My initial Idea was to make a spinner and drop it from a length of 2 metres; this would require two 1metre rulers. Firstly I got a piece of A5 card (card any bigger would have a wings span too large and a piece of card any smaller will have a wing span too small) and drew out the shape of the spinner with a pencil and ruler, this was important so that I knew what bits I had to cut out and how my spinner would look. Then I cut it out with a pair of scissors and folded the card to make it a spinner and attached a paperclip that weighed 0.43 grams. The paperclip was weighed using a weighing scale that read correct to two decimal places, and pressed the ‘tare’ button to make the weight zero before weighing the paperclip to show the true weight of the paperclip. Then I aligned the two rulers’ one on top of the other (there were not any 2m rulers) and dropped the spinner from the top of the ruler. At a count of 3 the spinner was let go, the stopwatch (was useful to measure the time it took for the spinner to dropped to the ground) would be started and as soon as it hit the ground the stopwatch was stopped. I did three trials for each experiment to ensure reliability and after every time the three trials were over I would take away one paperclip so the weight would decrease.
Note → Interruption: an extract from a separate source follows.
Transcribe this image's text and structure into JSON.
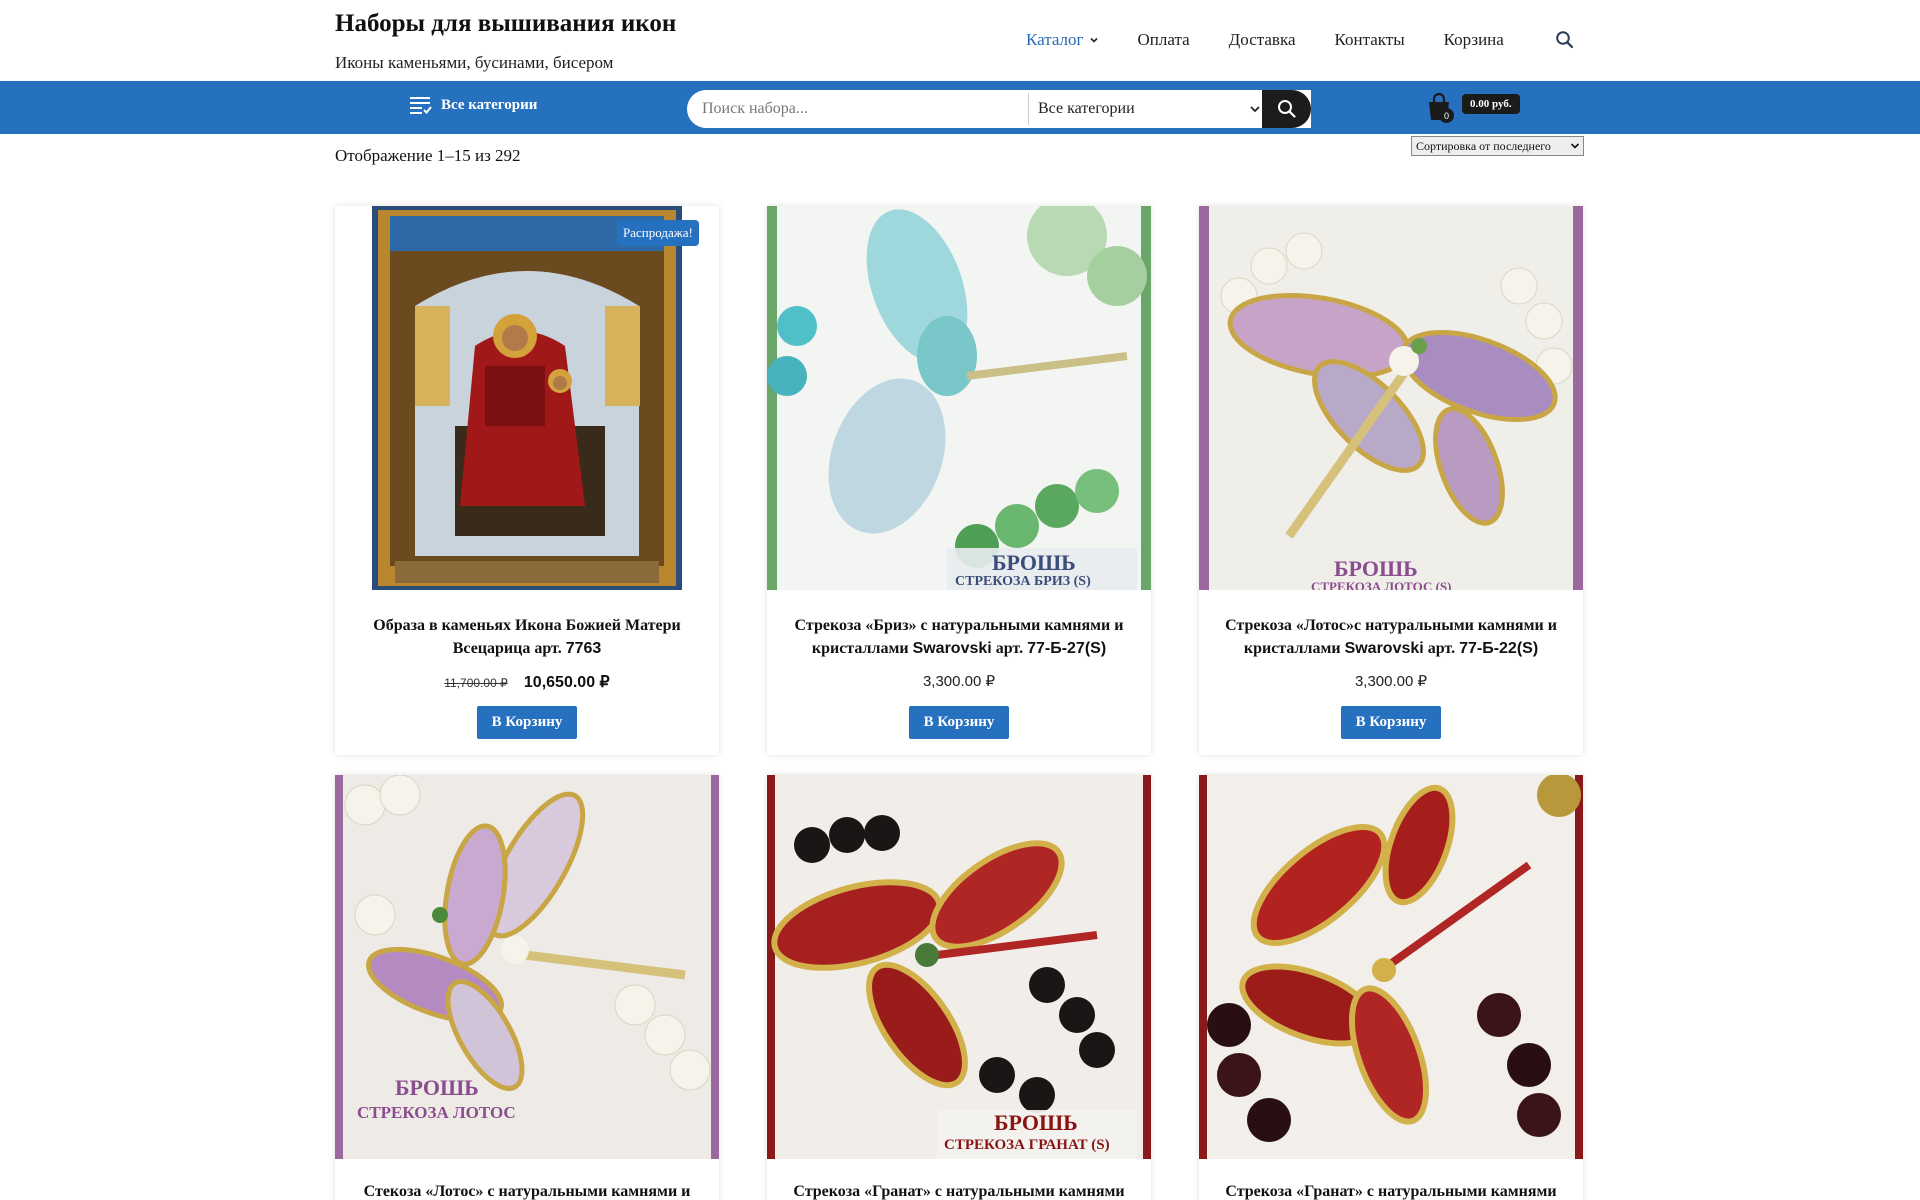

Equipment

• 1 metre ruler (2)
• A5 card
• Scissors
• Pencil
• Stopwatch
• Paperclips (0.43 grams each)
• Weighing scale

Variables

• Wing span
• Weight
• Height
• Wind
• Material

Weight

The weight was the independent variable so it changes for each experiment, the paperclips were 0.43g and we added one after we did three trials with the existing weight. The weight affects an experiment by increasing the time it takes for an object to hit the ground.

Height

The height was the control variable and it stayed the same otherwise the time taken would not be reliable as when the ...